Miss Major Griffin-Gracy is perhaps most well known for her involvement in the 1969 Stonewall Inn Riots, but her activism extends over four decades and across the country.
Born in 1940 on the South Side of Chicago, Miss Major grew up hearing that her identity was just a phase after coming out as transgender to her family. She moved to Minnesota after graduating high school and was expelled from two different colleges for wearing dresses. In 1962, she moved to New York City at a time where cross-dressing was considered a criminal offense.
It was there that she frequented the Stonewall Inn and became an integral force in the riots. Decades later, Miss Major has stressed the importance of recognizing the role of trans folks in Stonewall. As one of the last Black trans girls from Stonewall still alive — she said in the 2015 documentary “Major!” — she is a regular voice in debunking the misconception that it was white gay men at the forefront of the riots.
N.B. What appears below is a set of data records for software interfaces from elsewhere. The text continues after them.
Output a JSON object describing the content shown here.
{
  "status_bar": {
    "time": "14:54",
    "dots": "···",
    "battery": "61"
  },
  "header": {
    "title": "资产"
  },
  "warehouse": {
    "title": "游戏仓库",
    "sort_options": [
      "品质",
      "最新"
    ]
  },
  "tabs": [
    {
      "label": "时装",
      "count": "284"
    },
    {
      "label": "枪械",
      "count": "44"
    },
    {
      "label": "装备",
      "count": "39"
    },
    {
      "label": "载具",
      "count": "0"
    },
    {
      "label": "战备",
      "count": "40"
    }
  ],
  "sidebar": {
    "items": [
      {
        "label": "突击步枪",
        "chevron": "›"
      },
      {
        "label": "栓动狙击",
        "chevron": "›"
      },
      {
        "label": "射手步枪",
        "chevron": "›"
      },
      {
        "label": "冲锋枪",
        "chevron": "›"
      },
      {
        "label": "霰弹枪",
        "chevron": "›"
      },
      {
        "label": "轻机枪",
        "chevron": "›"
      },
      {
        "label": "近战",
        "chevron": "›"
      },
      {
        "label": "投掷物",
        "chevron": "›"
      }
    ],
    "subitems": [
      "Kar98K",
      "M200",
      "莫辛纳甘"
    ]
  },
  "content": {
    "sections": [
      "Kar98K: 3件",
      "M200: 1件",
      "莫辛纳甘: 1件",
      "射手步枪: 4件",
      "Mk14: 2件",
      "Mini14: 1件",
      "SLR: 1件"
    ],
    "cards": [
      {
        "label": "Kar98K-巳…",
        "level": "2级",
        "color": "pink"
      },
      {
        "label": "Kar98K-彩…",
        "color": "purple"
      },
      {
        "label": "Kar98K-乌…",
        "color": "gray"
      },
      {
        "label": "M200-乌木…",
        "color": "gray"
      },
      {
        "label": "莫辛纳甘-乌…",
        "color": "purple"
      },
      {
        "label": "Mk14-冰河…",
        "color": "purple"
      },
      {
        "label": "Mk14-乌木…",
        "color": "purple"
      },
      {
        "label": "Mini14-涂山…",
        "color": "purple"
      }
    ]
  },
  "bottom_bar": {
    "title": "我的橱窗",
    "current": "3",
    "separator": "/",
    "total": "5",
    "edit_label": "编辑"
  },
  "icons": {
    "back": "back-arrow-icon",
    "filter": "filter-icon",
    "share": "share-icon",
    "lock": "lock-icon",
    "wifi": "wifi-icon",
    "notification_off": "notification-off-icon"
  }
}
In the documentary, she expressed her disappointment in the Christopher Park Monuments, which commemorates the Stonewall Inn Riots with statues of a gay and lesbian couple. There is no trans representation in the sculpture.
While living in San Francisco, California in the 80s and 90s, Miss Major became an advocate and health educator while working with the Tenderloin AIDS Resource Center. She founded a drop-in center for trans people and became affectionately known as “Mama Major” or “Grandmama” by many. Miss Major has two biological and three adopted sons — but those who consider her family are in the dozens.
Miss Major has also dedicated a sizable part of her life advocating for prison abolition and helping incarcerated trans people. Miss Major herself was incarcerated several times and was once even sent back to prison while out on parole because she was wearing makeup. Years later, she became the first executive director of the Transgender Gender-Variant & Intersex Justice Project (TGIJP), providing legal services for incarcerated transgender and gender non-comforming people. TGIJP offers legal services, Black trans leadership development, legal advocacy and legislative lobbying and emergency housing during COVID-19.
Though she retired from her position at TGIJP in late 2015, Miss Major’s legacy continues through her continued activism. She has a building named after her: the Miss Major-Jay Toole Building for Social Justice in New York City which houses organizations committed to social justice for LGBTQ people of color and low-income people. She also runs House of GG, an educational retreat and historical center that acts as “safe and transformative spaces where members of our community can heal,” according to the website.
House of GG recently purchased “the Oasis,” a four-bedroom, 1/2 acre property in Little Rock, Arkansas with a swimming pool and screened in porch. According to the website, Miss Major and her team will begin hosting retreat weekends after the pandemic ends.